- _What you will do_
The lines to copy from the data below are those that hold the string "kind".

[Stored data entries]
----
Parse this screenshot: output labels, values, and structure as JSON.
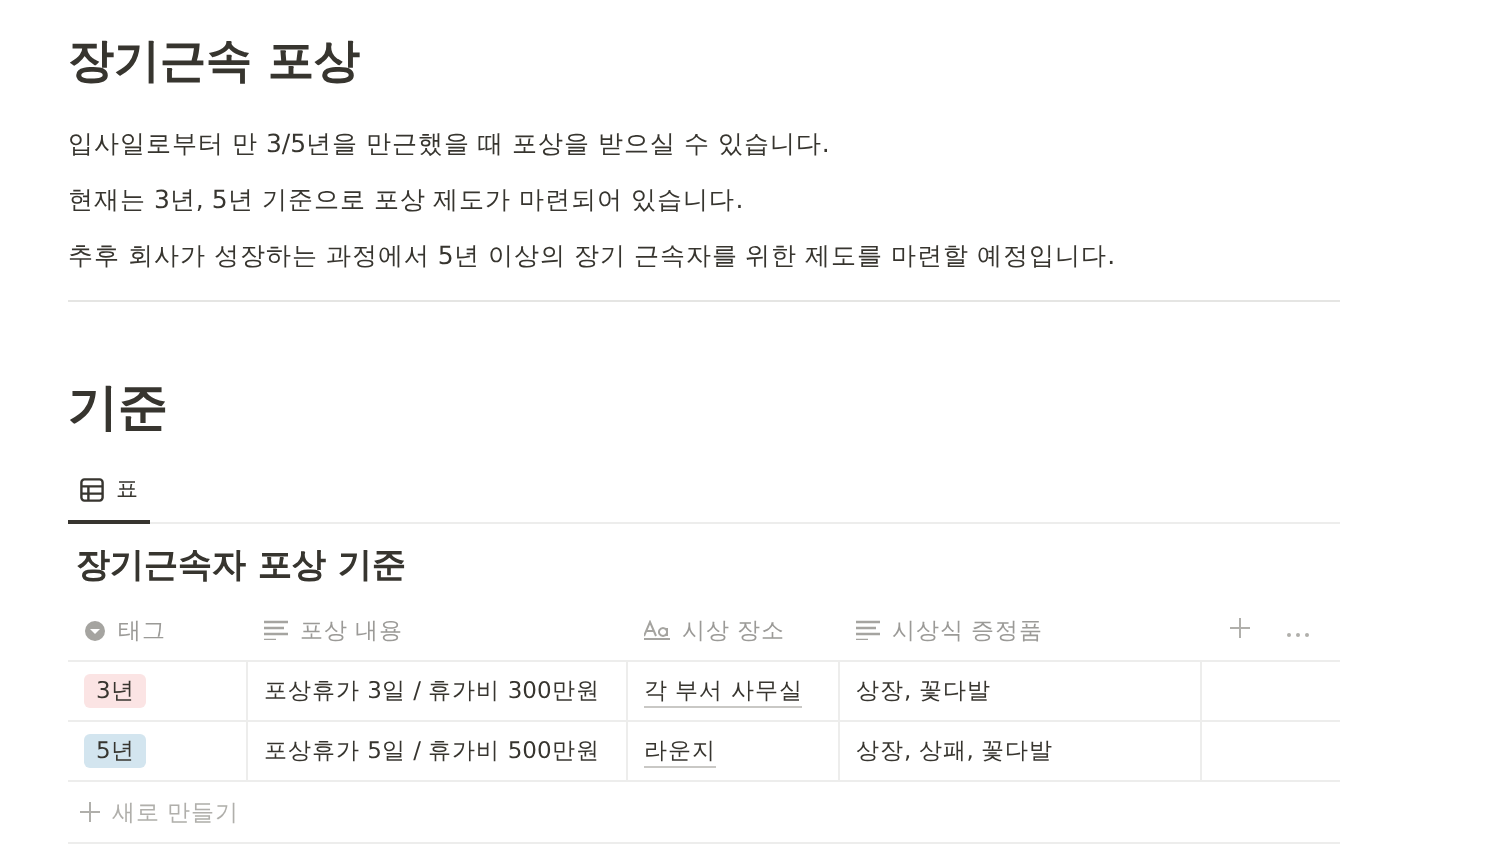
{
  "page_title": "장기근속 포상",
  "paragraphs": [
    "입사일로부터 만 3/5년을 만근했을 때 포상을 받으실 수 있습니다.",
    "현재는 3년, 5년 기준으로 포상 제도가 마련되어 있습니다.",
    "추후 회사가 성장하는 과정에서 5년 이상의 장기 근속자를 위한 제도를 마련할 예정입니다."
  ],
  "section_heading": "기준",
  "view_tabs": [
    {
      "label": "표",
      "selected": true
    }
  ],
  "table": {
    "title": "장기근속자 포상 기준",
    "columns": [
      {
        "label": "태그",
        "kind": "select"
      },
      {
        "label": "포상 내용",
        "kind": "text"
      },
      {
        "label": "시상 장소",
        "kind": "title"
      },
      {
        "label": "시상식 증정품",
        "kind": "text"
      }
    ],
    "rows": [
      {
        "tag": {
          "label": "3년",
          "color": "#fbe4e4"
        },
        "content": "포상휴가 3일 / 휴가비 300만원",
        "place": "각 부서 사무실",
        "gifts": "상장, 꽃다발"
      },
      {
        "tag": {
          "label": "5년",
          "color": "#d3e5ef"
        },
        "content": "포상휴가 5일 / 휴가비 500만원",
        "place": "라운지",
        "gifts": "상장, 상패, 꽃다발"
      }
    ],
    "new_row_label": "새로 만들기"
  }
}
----
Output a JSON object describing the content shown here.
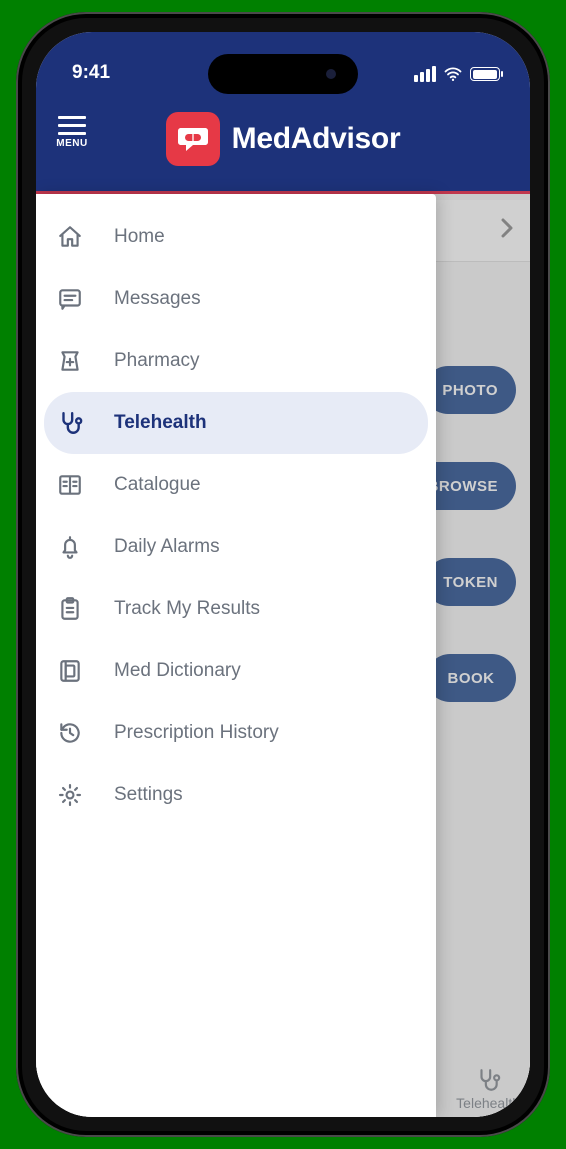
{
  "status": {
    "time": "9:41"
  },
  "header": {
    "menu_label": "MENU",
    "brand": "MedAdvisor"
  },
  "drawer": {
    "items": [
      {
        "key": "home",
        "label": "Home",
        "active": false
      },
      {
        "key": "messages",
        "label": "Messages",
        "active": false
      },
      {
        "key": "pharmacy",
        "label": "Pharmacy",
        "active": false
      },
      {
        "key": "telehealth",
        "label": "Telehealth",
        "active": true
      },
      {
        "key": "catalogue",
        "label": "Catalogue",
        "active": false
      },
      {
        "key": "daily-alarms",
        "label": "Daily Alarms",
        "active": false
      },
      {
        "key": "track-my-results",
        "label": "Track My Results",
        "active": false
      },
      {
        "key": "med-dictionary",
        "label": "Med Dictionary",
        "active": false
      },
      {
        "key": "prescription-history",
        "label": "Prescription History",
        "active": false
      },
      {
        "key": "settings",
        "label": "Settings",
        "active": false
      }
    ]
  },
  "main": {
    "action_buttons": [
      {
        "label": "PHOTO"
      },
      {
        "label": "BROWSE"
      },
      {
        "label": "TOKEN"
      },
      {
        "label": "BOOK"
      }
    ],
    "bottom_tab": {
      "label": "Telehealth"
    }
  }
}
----
- _Task result_
        "kind": "select"
        "kind": "text"
        "kind": "title"
        "kind": "text"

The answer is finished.